**Problem details**
Repeat the records verbatim and leave the pictures out of your copy.

··· Supplied records

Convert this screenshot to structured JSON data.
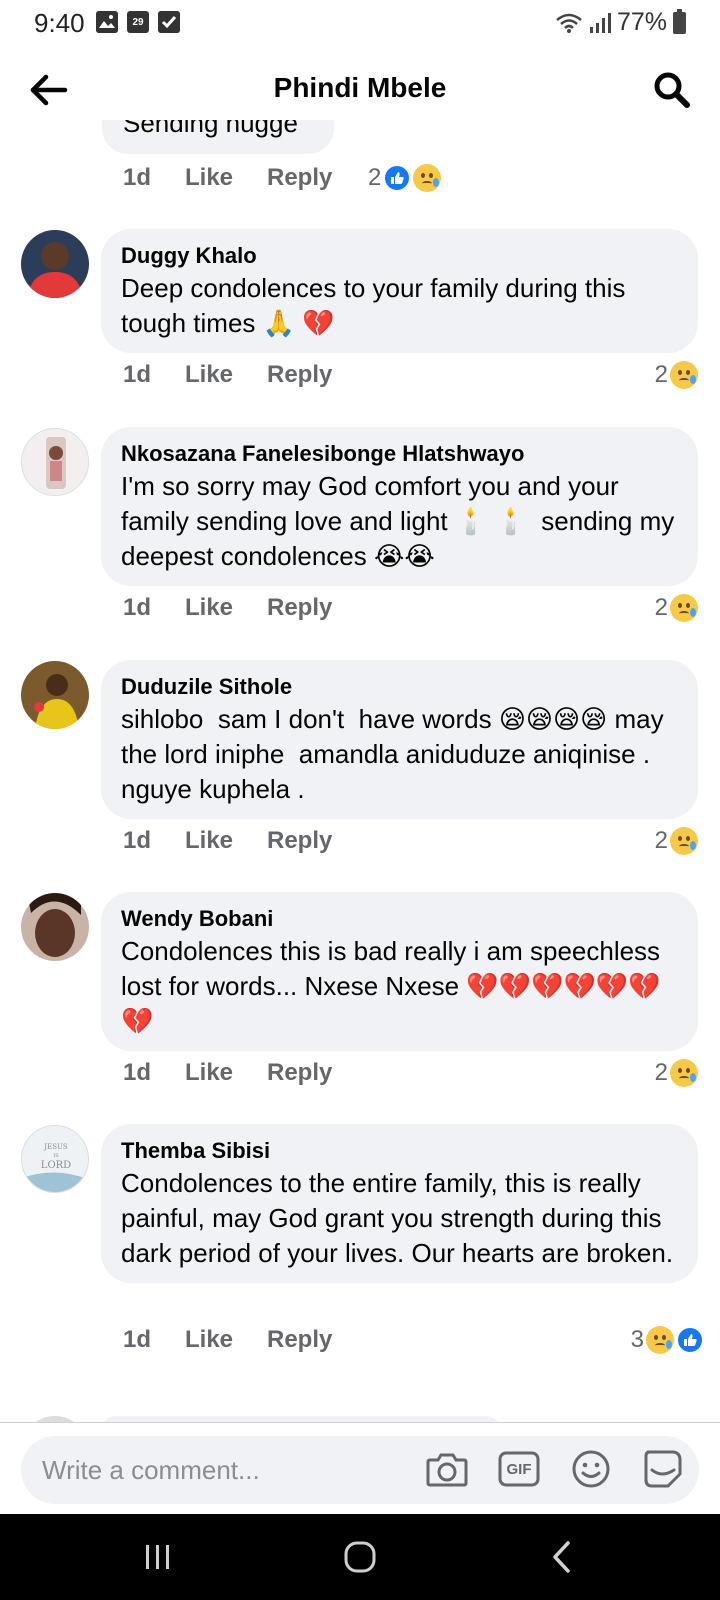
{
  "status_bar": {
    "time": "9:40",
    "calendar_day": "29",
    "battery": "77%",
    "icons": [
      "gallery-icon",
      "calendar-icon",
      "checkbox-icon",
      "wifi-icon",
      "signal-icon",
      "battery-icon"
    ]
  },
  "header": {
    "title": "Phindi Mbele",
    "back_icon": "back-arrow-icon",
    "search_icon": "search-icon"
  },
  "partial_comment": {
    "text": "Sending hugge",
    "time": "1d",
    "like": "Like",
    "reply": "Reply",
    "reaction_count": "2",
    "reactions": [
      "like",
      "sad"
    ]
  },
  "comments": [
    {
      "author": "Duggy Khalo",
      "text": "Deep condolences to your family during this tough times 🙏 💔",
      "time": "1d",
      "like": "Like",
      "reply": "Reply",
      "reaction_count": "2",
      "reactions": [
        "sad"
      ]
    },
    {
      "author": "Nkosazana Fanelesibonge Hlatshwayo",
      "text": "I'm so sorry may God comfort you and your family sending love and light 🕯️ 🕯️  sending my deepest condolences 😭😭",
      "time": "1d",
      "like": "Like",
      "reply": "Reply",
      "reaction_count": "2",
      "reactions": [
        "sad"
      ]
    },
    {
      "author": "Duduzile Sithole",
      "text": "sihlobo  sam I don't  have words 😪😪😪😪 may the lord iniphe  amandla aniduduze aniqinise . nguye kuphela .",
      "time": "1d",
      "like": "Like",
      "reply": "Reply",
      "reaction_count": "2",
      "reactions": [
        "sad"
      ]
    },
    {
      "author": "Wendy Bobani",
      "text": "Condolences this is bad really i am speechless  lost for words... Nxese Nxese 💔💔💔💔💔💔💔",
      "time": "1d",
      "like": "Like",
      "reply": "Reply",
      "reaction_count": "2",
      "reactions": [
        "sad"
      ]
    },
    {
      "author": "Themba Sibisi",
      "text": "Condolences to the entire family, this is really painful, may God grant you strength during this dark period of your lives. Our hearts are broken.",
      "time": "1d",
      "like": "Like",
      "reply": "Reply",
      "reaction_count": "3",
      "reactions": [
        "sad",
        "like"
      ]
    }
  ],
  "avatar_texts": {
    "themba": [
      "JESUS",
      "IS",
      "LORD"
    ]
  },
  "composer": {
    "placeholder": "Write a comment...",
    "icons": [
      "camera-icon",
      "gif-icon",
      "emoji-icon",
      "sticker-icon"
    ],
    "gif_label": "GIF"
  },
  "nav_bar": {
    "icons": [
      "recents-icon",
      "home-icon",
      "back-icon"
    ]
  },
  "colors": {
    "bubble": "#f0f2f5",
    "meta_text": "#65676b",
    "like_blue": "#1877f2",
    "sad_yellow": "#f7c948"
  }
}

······

**Answer to the problem**
Convert this screenshot to structured JSON data.
{
  "status_bar": {
    "time": "9:40",
    "calendar_day": "29",
    "battery": "77%",
    "icons": [
      "gallery-icon",
      "calendar-icon",
      "checkbox-icon",
      "wifi-icon",
      "signal-icon",
      "battery-icon"
    ]
  },
  "header": {
    "title": "Phindi Mbele",
    "back_icon": "back-arrow-icon",
    "search_icon": "search-icon"
  },
  "partial_comment": {
    "text": "Sending hugge",
    "time": "1d",
    "like": "Like",
    "reply": "Reply",
    "reaction_count": "2",
    "reactions": [
      "like",
      "sad"
    ]
  },
  "comments": [
    {
      "author": "Duggy Khalo",
      "text": "Deep condolences to your family during this tough times 🙏 💔",
      "time": "1d",
      "like": "Like",
      "reply": "Reply",
      "reaction_count": "2",
      "reactions": [
        "sad"
      ]
    },
    {
      "author": "Nkosazana Fanelesibonge Hlatshwayo",
      "text": "I'm so sorry may God comfort you and your family sending love and light 🕯️ 🕯️  sending my deepest condolences 😭😭",
      "time": "1d",
      "like": "Like",
      "reply": "Reply",
      "reaction_count": "2",
      "reactions": [
        "sad"
      ]
    },
    {
      "author": "Duduzile Sithole",
      "text": "sihlobo  sam I don't  have words 😪😪😪😪 may the lord iniphe  amandla aniduduze aniqinise . nguye kuphela .",
      "time": "1d",
      "like": "Like",
      "reply": "Reply",
      "reaction_count": "2",
      "reactions": [
        "sad"
      ]
    },
    {
      "author": "Wendy Bobani",
      "text": "Condolences this is bad really i am speechless  lost for words... Nxese Nxese 💔💔💔💔💔💔💔",
      "time": "1d",
      "like": "Like",
      "reply": "Reply",
      "reaction_count": "2",
      "reactions": [
        "sad"
      ]
    },
    {
      "author": "Themba Sibisi",
      "text": "Condolences to the entire family, this is really painful, may God grant you strength during this dark period of your lives. Our hearts are broken.",
      "time": "1d",
      "like": "Like",
      "reply": "Reply",
      "reaction_count": "3",
      "reactions": [
        "sad",
        "like"
      ]
    }
  ],
  "avatar_texts": {
    "themba": [
      "JESUS",
      "IS",
      "LORD"
    ]
  },
  "composer": {
    "placeholder": "Write a comment...",
    "icons": [
      "camera-icon",
      "gif-icon",
      "emoji-icon",
      "sticker-icon"
    ],
    "gif_label": "GIF"
  },
  "nav_bar": {
    "icons": [
      "recents-icon",
      "home-icon",
      "back-icon"
    ]
  },
  "colors": {
    "bubble": "#f0f2f5",
    "meta_text": "#65676b",
    "like_blue": "#1877f2",
    "sad_yellow": "#f7c948"
  }
}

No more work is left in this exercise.